Despite the success that the Cubs have had this off-season, there were also mistakes that were made. That is why the Cubs are still a clear level below the St. Louis Cardinals in regard to competing in the National League Central division. Whether or not the Cubs are on the same plan as the Milwaukee Brewers is debated but if they show a willingness to correct the mistakes that were made, they could take a second step forward.
3 biggest Chicago Cubs offseason mistakes: No extensions for Ian Happ or Nico Hoerner
The Cubs entered the offseason with one of their goals being to make progress on potential contract extensions for left fielder Ian Happ and second baseman Nico Hoerner.

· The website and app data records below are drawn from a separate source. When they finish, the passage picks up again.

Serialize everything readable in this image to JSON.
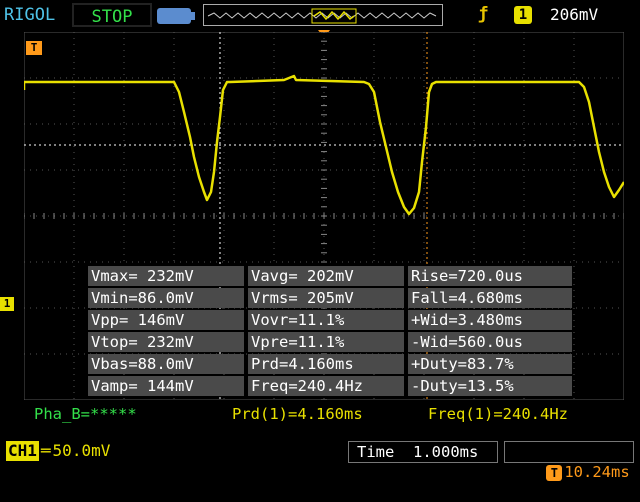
{
  "header": {
    "brand": "RIGOL",
    "run_state": "STOP",
    "trigger_channel": "1",
    "trigger_level": "206mV"
  },
  "markers": {
    "trigger_ref": "T",
    "channel_ref": "1"
  },
  "measurements": {
    "rows": [
      [
        "Vmax= 232mV",
        "Vavg= 202mV",
        "Rise=720.0us"
      ],
      [
        "Vmin=86.0mV",
        "Vrms= 205mV",
        "Fall=4.680ms"
      ],
      [
        "Vpp= 146mV",
        "Vovr=11.1%",
        "+Wid=3.480ms"
      ],
      [
        "Vtop= 232mV",
        "Vpre=11.1%",
        "-Wid=560.0us"
      ],
      [
        "Vbas=88.0mV",
        "Prd=4.160ms",
        "+Duty=83.7%"
      ],
      [
        "Vamp= 144mV",
        "Freq=240.4Hz",
        "-Duty=13.5%"
      ]
    ]
  },
  "info": {
    "phase": "Pha_B=*****",
    "period": "Prd(1)=4.160ms",
    "frequency": "Freq(1)=240.4Hz"
  },
  "footer": {
    "channel": "CH1",
    "coupling_icon": "dc-coupling-icon",
    "vertical_scale": "50.0mV",
    "timebase": "Time  1.000ms",
    "trigger_delay": "10.24ms"
  },
  "colors": {
    "trace": "#e8e000",
    "brand": "#4fc3e8",
    "run": "#33e04a",
    "trigger": "#ff9a1a"
  }
}
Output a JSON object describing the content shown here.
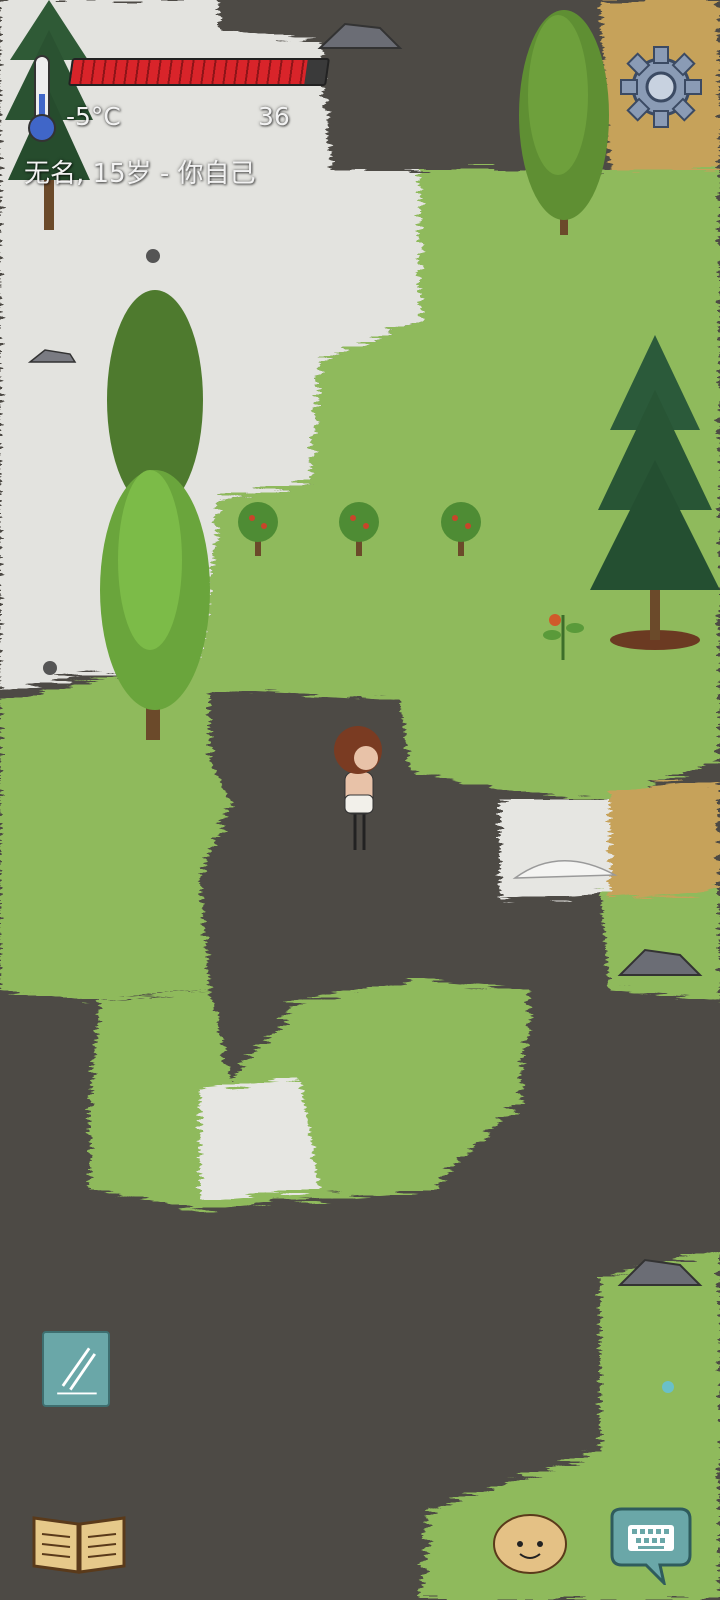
{
  "hud": {
    "temperature": "-5°C",
    "counter": "36",
    "character_line": "无名, 15岁 - 你自己",
    "health_fraction": 0.92
  },
  "colors": {
    "grass": "#8fba5c",
    "dirt": "#4d4a45",
    "snow": "#e6e6e2",
    "dry_grass": "#c6a25a",
    "health_red": "#d9242a",
    "button_teal": "#6aa7a8"
  },
  "icons": {
    "thermometer": "thermometer-icon",
    "settings": "gear-icon",
    "pencil": "pencil-icon",
    "book": "book-icon",
    "emote": "smiley-face-icon",
    "keyboard": "keyboard-icon"
  }
}
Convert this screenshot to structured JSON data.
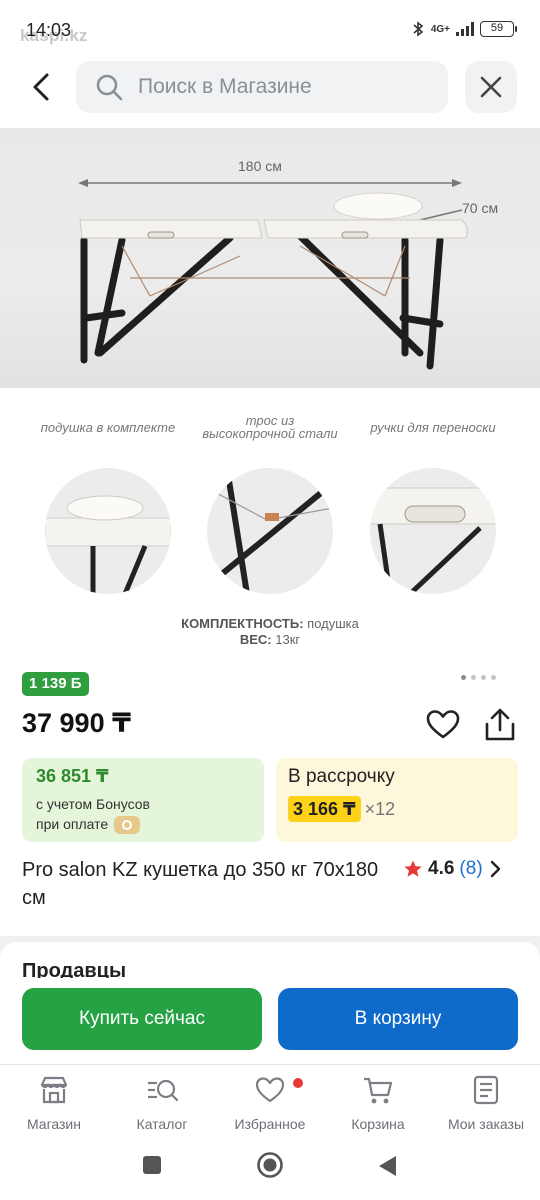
{
  "status_bar": {
    "time": "14:03",
    "watermark": "kaspi.kz",
    "network": "4G+",
    "battery": "59"
  },
  "search": {
    "placeholder": "Поиск в Магазине"
  },
  "product_image": {
    "dimension_length": "180 см",
    "dimension_width": "70 см",
    "features": [
      {
        "caption": "подушка в комплекте"
      },
      {
        "caption": "трос из высокопрочной стали"
      },
      {
        "caption": "ручки для переноски"
      }
    ],
    "spec_completeness_label": "КОМПЛЕКТНОСТЬ:",
    "spec_completeness_value": "подушка",
    "spec_weight_label": "ВЕС:",
    "spec_weight_value": "13кг",
    "pager": {
      "total": 4,
      "active_index": 0
    }
  },
  "bonus_badge": "1 139 Б",
  "price": "37 990 ₸",
  "bonus_card": {
    "price": "36 851 ₸",
    "line1": "с учетом Бонусов",
    "line2": "при оплате"
  },
  "installment_card": {
    "title": "В рассрочку",
    "monthly": "3 166 ₸",
    "months": "×12"
  },
  "product": {
    "title": "Pro salon KZ кушетка до 350 кг 70х180 см",
    "rating": "4.6",
    "reviews": "(8)"
  },
  "sellers": {
    "heading": "Продавцы"
  },
  "actions": {
    "buy_now": "Купить сейчас",
    "add_to_cart": "В корзину"
  },
  "bottom_nav": {
    "items": [
      {
        "label": "Магазин",
        "icon": "shop-icon"
      },
      {
        "label": "Каталог",
        "icon": "catalog-search-icon"
      },
      {
        "label": "Избранное",
        "icon": "heart-icon"
      },
      {
        "label": "Корзина",
        "icon": "cart-icon"
      },
      {
        "label": "Мои заказы",
        "icon": "orders-icon"
      }
    ]
  },
  "colors": {
    "bonus_green": "#2e9e3f",
    "buy_green": "#25a244",
    "cart_blue": "#0f6bc9",
    "installment_yellow": "#ffd21a",
    "rating_star": "#e53935"
  }
}
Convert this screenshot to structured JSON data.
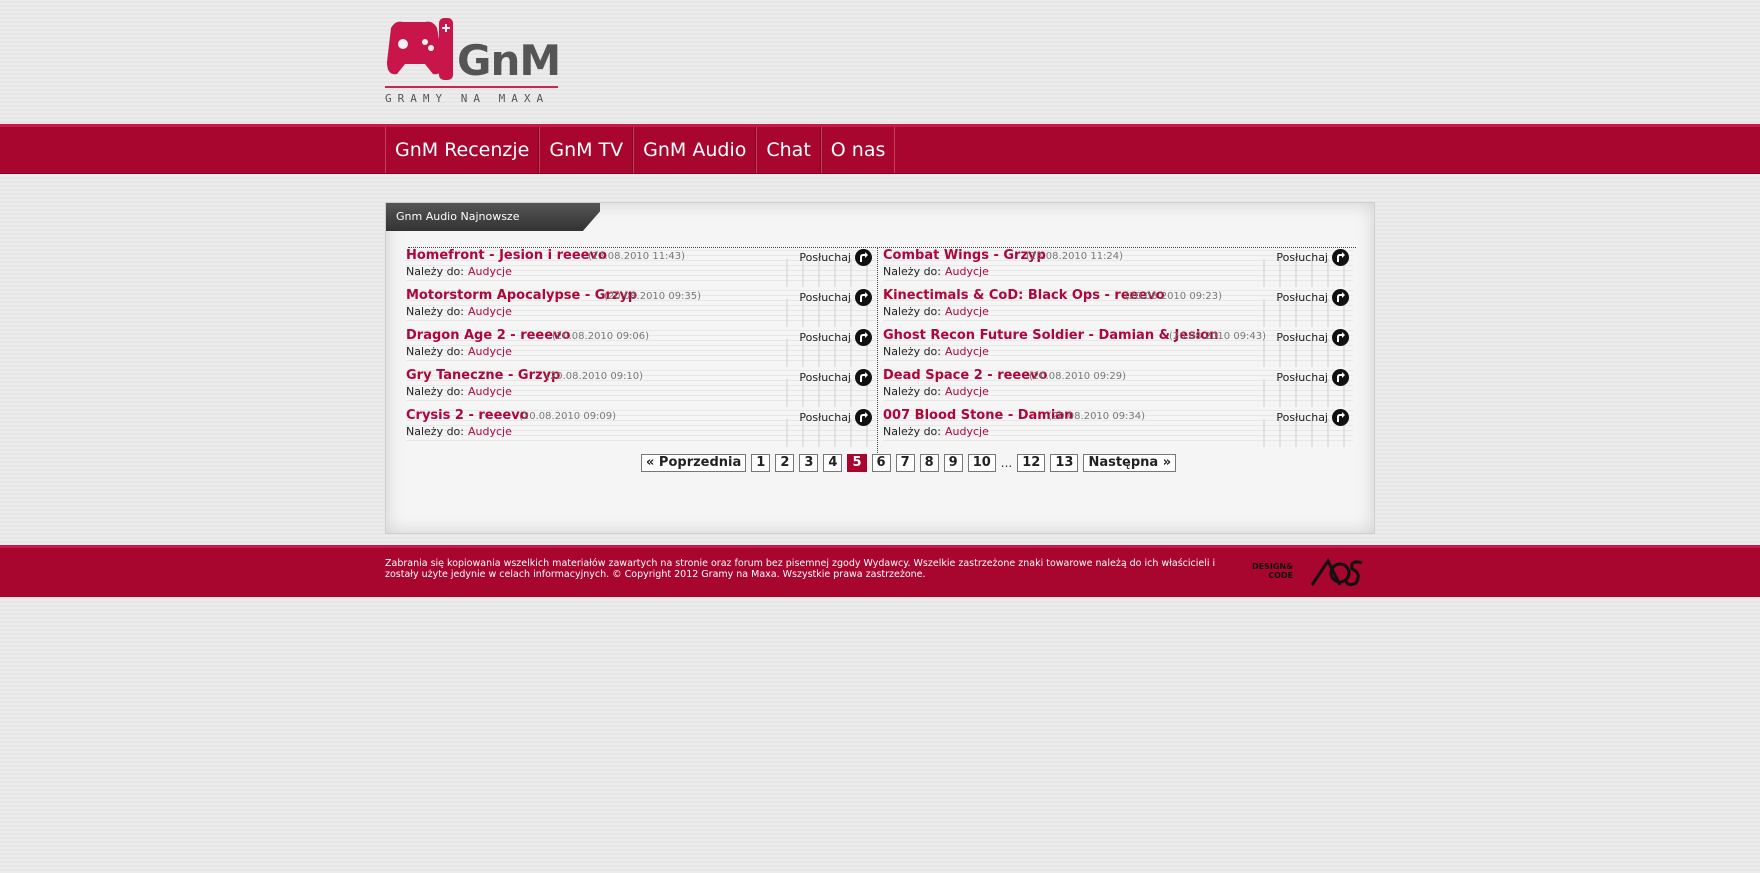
{
  "logo": {
    "wordmark": "GnM",
    "tagline": "GRAMY NA MAXA"
  },
  "nav": {
    "items": [
      "GnM Recenzje",
      "GnM TV",
      "GnM Audio",
      "Chat",
      "O nas"
    ]
  },
  "box": {
    "heading": "Gnm Audio Najnowsze"
  },
  "listen_label": "Posłuchaj",
  "belongs_label": "Należy do:",
  "left_items": [
    {
      "title": "Homefront - Jesion i reeevo",
      "date": "(23.08.2010 11:43)",
      "category": "Audycje"
    },
    {
      "title": "Motorstorm Apocalypse - Grzyp",
      "date": "(20.08.2010 09:35)",
      "category": "Audycje"
    },
    {
      "title": "Dragon Age 2 - reeevo",
      "date": "(20.08.2010 09:06)",
      "category": "Audycje"
    },
    {
      "title": "Gry Taneczne - Grzyp",
      "date": "(20.08.2010 09:10)",
      "category": "Audycje"
    },
    {
      "title": "Crysis 2 - reeevo",
      "date": "(20.08.2010 09:09)",
      "category": "Audycje"
    }
  ],
  "right_items": [
    {
      "title": "Combat Wings - Grzyp",
      "date": "(23.08.2010 11:24)",
      "category": "Audycje"
    },
    {
      "title": "Kinectimals & CoD: Black Ops - reeevo",
      "date": "(20.08.2010 09:23)",
      "category": "Audycje"
    },
    {
      "title": "Ghost Recon Future Soldier - Damian & Jesion",
      "date": "(20.08.2010 09:43)",
      "category": "Audycje"
    },
    {
      "title": "Dead Space 2 - reeevo",
      "date": "(20.08.2010 09:29)",
      "category": "Audycje"
    },
    {
      "title": "007 Blood Stone - Damian",
      "date": "(20.08.2010 09:34)",
      "category": "Audycje"
    }
  ],
  "pagination": {
    "prev": "« Poprzednia",
    "pages": [
      "1",
      "2",
      "3",
      "4",
      "5",
      "6",
      "7",
      "8",
      "9",
      "10"
    ],
    "ellipsis": "...",
    "tail": [
      "12",
      "13"
    ],
    "current": "5",
    "next": "Następna »"
  },
  "footer": {
    "text": "Zabrania się kopiowania wszelkich materiałów zawartych na stronie oraz forum bez pisemnej zgody Wydawcy. Wszelkie zastrzeżone znaki towarowe należą do ich właścicieli i zostały użyte jedynie w celach informacyjnych. © Copyright 2012 Gramy na Maxa. Wszystkie prawa zastrzeżone.",
    "design_line1": "DESIGN&",
    "design_line2": "CODE"
  },
  "colors": {
    "brand": "#a8052f",
    "link": "#b0053a"
  }
}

Happ is a free agent after this season, and Hoerner is set to reach free agency in 2026.
Solution: Trade Happ and sign Hoerner to a contract extension in-season
Unless Happ signs an extension before Opening Day, it seems likely that he will test free agency after the season given there does not appear to be any progress made on a new deal with the Cubs. With that in mind, the solution for the Cubs to this mistake would be to trade Happ at the Major League Baseball trade deadline. If done right, the Cubs could be in a position to move Happ at the deadline to address another area of need at the Major League level. Mind you, this is predicated on one of the following--Pete Crow-Armstrong, Brennen Davis, Kevin Alcantara, or Owne Caissie--taking another step forward in their development toward the Major League level.
For Hoerner, the goal for the Cubs should still be to sign their starting second baseman to an extension. The situation with Hoerner is not nearly as dire considering he does not reach free agent until 2026.